__Task instructions__.
Report every line of the material that contains the string "positions".

........

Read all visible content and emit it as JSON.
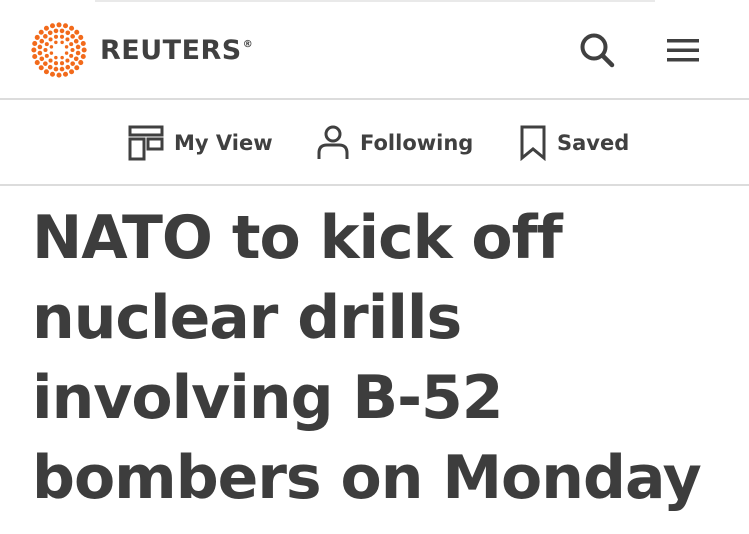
{
  "header": {
    "brand": "REUTERS",
    "registered_mark": "®",
    "logo_icon": "reuters-dot-logo-icon",
    "search_icon": "search-icon",
    "menu_icon": "hamburger-menu-icon",
    "brand_color": "#f26a1b"
  },
  "subnav": {
    "items": [
      {
        "label": "My View",
        "icon": "my-view-icon"
      },
      {
        "label": "Following",
        "icon": "person-icon"
      },
      {
        "label": "Saved",
        "icon": "bookmark-icon"
      }
    ]
  },
  "article": {
    "headline": "NATO to kick off nuclear drills involving B-52 bombers on Monday"
  }
}
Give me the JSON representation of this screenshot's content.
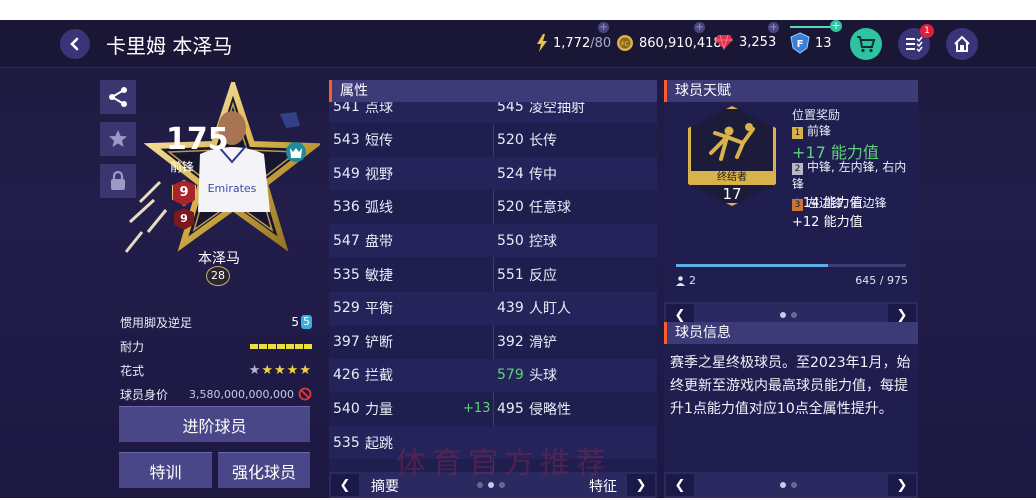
{
  "header": {
    "title": "卡里姆 本泽马",
    "stamina": "1,772",
    "stamina_max": "/80",
    "coins": "860,910,418",
    "gems": "3,253",
    "fc_level": "13",
    "notification_count": "1"
  },
  "card": {
    "rating": "175",
    "position": "前锋",
    "name": "本泽马",
    "number": "28",
    "rank1": "9",
    "rank2": "9"
  },
  "player_attrs": {
    "foot_label": "惯用脚及逆足",
    "foot_values": [
      "5",
      "5"
    ],
    "stamina_label": "耐力",
    "skill_label": "花式",
    "skill_stars": 5,
    "value_label": "球员身价",
    "value": "3,580,000,000,000"
  },
  "buttons": {
    "advance": "进阶球员",
    "training": "特训",
    "enhance": "强化球员"
  },
  "stats_panel": {
    "title": "属性",
    "rows": [
      {
        "l_num": "541",
        "l_name": "点球",
        "r_num": "545",
        "r_name": "凌空抽射"
      },
      {
        "l_num": "543",
        "l_name": "短传",
        "r_num": "520",
        "r_name": "长传"
      },
      {
        "l_num": "549",
        "l_name": "视野",
        "r_num": "524",
        "r_name": "传中"
      },
      {
        "l_num": "536",
        "l_name": "弧线",
        "r_num": "520",
        "r_name": "任意球"
      },
      {
        "l_num": "547",
        "l_name": "盘带",
        "r_num": "550",
        "r_name": "控球"
      },
      {
        "l_num": "535",
        "l_name": "敏捷",
        "r_num": "551",
        "r_name": "反应"
      },
      {
        "l_num": "529",
        "l_name": "平衡",
        "r_num": "439",
        "r_name": "人盯人"
      },
      {
        "l_num": "397",
        "l_name": "铲断",
        "r_num": "392",
        "r_name": "滑铲"
      },
      {
        "l_num": "426",
        "l_name": "拦截",
        "r_num": "579",
        "r_name": "头球"
      },
      {
        "l_num": "540",
        "l_name": "力量",
        "boost": "+13",
        "r_num": "495",
        "r_name": "侵略性"
      },
      {
        "l_num": "535",
        "l_name": "起跳",
        "r_num": "",
        "r_name": ""
      }
    ],
    "nav_left": "摘要",
    "nav_right": "特征"
  },
  "talent_panel": {
    "title": "球员天赋",
    "badge_label": "终结者",
    "badge_level": "17",
    "bonus_title": "位置奖励",
    "bonuses": [
      {
        "rank": "1",
        "positions": "前锋",
        "value": "+17 能力值"
      },
      {
        "rank": "2",
        "positions": "中锋, 左内锋, 右内锋",
        "value": "+14 能力值"
      },
      {
        "rank": "3",
        "positions": "左边锋, 右边锋",
        "value": "+12 能力值"
      }
    ],
    "owned": "2",
    "progress_text": "645 / 975",
    "progress": 0.66
  },
  "info_panel": {
    "title": "球员信息",
    "text": "赛季之星终极球员。至2023年1月，始终更新至游戏内最高球员能力值，每提升1点能力值对应10点全属性提升。"
  },
  "watermark": "体育官方推荐",
  "colors": {
    "accent_orange": "#ff5a2a",
    "gold": "#d8b24a",
    "green": "#5ed17a",
    "cart": "#2ec4a0"
  }
}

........

__The answer__.
        "positions": "前锋",
        "positions": "中锋, 左内锋, 右内锋",
        "positions": "左边锋, 右边锋",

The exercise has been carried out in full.